Welcome to Cyber Security Today. This is the Week In Review edition for Friday December 11th. I’m Howard Solomon, contributing reporter on cybersecurity for ITWorldCanada.com.
With me this week for a look at the top data breaches of 2020 is Dinah Davis, vice-president of research and development at Arctic Wolf.
The hear this podcast click on the arrow below:
First a look at the top news from the past week:
People who fail to properly secure their databases are paying the price. According to the ZDNet news service more than 85,000 stolen SQL databases have been put up for sale on a dark web portal. The average cost for each is $500. These databases were likely stolen because their creators left them open on the Internet and failed to properly password-protect them. ZDNet says the haul is part of a database ransom scheme that’s been going on since the beginning of the year. Hackers are breaking into databases, copying the tables, deleting the originals and then demand money from victims to get their data back. Those who don’t pay will have their databases put up for sale to criminals.
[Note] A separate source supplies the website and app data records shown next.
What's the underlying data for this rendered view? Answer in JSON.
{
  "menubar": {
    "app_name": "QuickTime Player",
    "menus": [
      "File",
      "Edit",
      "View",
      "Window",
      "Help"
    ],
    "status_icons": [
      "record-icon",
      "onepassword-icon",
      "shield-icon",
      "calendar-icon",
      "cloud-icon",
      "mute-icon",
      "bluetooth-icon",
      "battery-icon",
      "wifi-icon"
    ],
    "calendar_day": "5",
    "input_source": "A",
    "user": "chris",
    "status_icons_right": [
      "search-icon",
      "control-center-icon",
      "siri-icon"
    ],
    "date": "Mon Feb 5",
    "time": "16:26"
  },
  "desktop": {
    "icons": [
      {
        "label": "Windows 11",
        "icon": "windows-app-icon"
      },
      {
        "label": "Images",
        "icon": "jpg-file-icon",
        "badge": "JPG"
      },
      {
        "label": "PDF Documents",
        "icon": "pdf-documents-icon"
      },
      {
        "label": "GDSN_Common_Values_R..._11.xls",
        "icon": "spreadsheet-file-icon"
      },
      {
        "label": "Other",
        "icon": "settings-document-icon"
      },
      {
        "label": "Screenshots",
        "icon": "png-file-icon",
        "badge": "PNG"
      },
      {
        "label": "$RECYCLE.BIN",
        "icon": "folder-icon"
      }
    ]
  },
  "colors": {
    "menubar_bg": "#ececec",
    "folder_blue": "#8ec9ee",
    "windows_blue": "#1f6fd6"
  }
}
The recently-created Egregor ransomware gang continues to catch unprepared victims. Among the latest is an international human resource consulting firm called Randstad. It said servers in the U.S., Italy, France and Poland were hit.
Also reportedly struck by ransomware was the Mexican operations of electronics manufacturer Foxconn, which makes components for a number of firms and owns the Sharp and Belkin brands. The Bleeping Computer news service says the DoppelPaymer gang has published what it says are stolen files from Foxconn. The ransom demand is reportedly $34 million.
And it’s been an embarrassing week for security vendor FireEye: The respected company admitted it was hacked by a highly sophisticated threat actor presumed to be an unnamed country. What it got away with were assessment tools FireEye uses to test customers’ defences. To make sure these aren’t used against organizations FireEye released 300 countermeasures that can detect the use of those tools to minimize their effect.
Turning to my guest this week, I asked Dinah Davis how she would describe 2020 from a cybersecurity perspective:
“I would call it the year of the breach,” she said. “The number of security attacks, the intensity of them, the size of them has increased dramatically. And there’s definitely been a theme with COVID around, using COVID as an attack vector and now using the vaccines as another attack vector. Things have really escalated this year.”
A number of the breaches to be discussed have things in common, she added: Many were initiated with social engineering attacks. “Social engineering still seems to be the main attack vector for many of the breaches. They’re really preying on people’s hopes, their fears and their ability to trust as a way to get into companies.”
The incidents of interest she picked were:
–the August hack of the SANS Institute, a leading provider of cybersecurity training and certification programs. It started with an employee falling for one phishing email that gave the hacker access to the victim’s Outlook account. By setting up an email forwarding rule the hacker received over 500 emails from that account which included personal information on thousands of people.
One way to prevent this type of attack, Davis said, is to monitor email there are no changes to forwarding settings unless you chose.
— the July hack of a consumer electronics manufacturer Garmin, which makes smartwatches fitness, trackers and navigation devices. One news report says that the company paid a $10 million ransom to get access to its data back.
That raises the question of whether a ransom should be paid. It has to be decided on a case by case basis, Davis said. If your organization decides it has to pay a ransom, she added, it should find a firm experienced with negotiating with the hackers. Often the price can be lowered.
— in October the FBI issued a public warning to the healthcare industry to expect COVID-19 related cyber attacks. These would use hacking tools like TrickBot. Davis noted the FBI helpfully disclosed many common file names for the malware and common domains that the malware used, allowing security vendors and IT departments to block them. The warning was an other indication of how criminals were taking advantage of the pandemic.
— in August crooks stole student information from a Las Vegas-area county school district, including social security numbers as part of a ransomware attack. In this case the school district decided not the pay the ransom. That led the hackers to leak student records it had copied. That tied to a major ransomware trend in 2020, Davis said.
— one of the biggest international events took place in July was the hack of many Twitter accounts of well-known people to push a Bitcoin scam. Three people have been charged with being behind the attack by persuading a small number of Twitter employees by phone to change account passwords. One of the lessons, Davis said, is a telephone can be just as good a vehicle for a cyber attack as email.
— the recent spread of warnings that state-sponsored hackers are trying to steal data on COVID-19 vaccines from biomedical research firms. It points to the need of the medical community to patch software as soon as security updates are available, Davis said.
— finally, in another COVID related incident World Health Organization was victimized by hackers called Dark Hotel who created a fake email system and portal to gain inside information. Fortunately, Davis said, the scheme was unveiled before it did any damage by a man who watches domain name registrations.
Arctic Wolf will go into more detail about these incidents next week. Meanwhile to hear more about our conversation listen to the full podcast.